Toronto at Dreamer's Rock and Education is Our Right: Two One-Act Plays was the first book by critically acclaimed Ojibway playwright, Drew Hayden Taylor. In these two plays, Taylor explores the dilemmas facing Aboriginal youth today. In Toronto at Dreamer's Rock, a teenage youth is torn between the traditions of his people and the lure of urban life. During a vision quest, Rusty meets two people from his Nation - one from 400 years in the past and one from the future.
Someday is a play written by award-winning Ojibway playwright Drew Hayden Taylor.
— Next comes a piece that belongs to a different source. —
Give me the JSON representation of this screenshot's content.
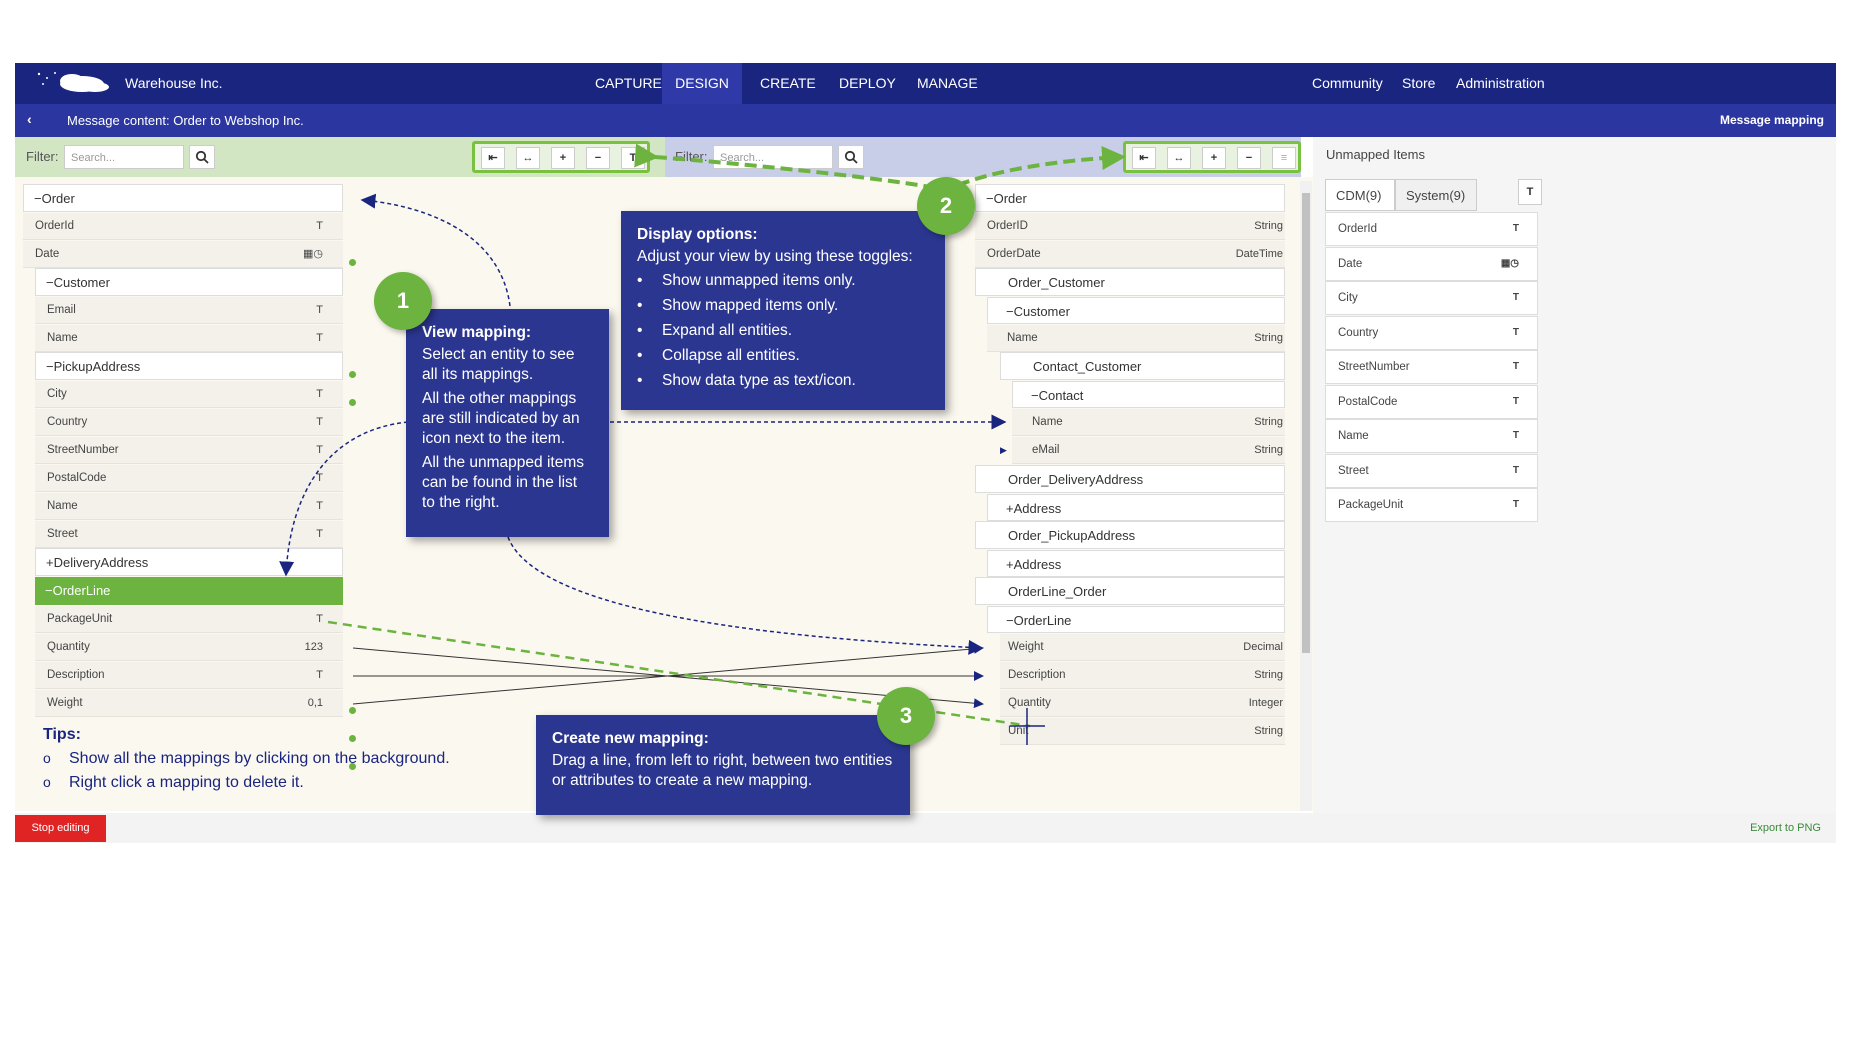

This play takes place on a fictional Ojibway Indian reserve somewhere in Ontario. It could be set in any Native community in Canada because it deals with a painful time when thousands of Native children were removed from their families during the notorious "scoop-up" of the 1950s and 1960s. Anne Wabung's daughter was taken from her by children's aid workers when the girl was a toddler. Now, 35 years later at Christmastime, Anne's hope to be reunited with her daughter is realized.
Dry Lips Oughta Move to Kapuskasing is the award-winning play by Cree playwright, Tomson Highway. The action is set on the mythical Wasaychigan Hill Indian Reserve and focuses on the lives of seven "Wasy" men and the game of hockey. This fast-paced story combines tragedy, comedy and hope. Highway explores contemporary Native Canadian reality in the dominant Canadian society. Recommended for mature readers.
Rose is the eagerly awaited third installment in Tomson Highway’s “rez” cycle—a large-cast musical set on the Wasaychigan Hill Reserve in 1992, reintroducing many of the characters from the first two plays, The Rez Sisters and Dry Lips Oughta Move to Kapuskasing. The play features, as the title suggests, Roses. One Rose has recently become chief of the reserve, a woman who must fight constantly to keep her position and maintain the integrity of her culture.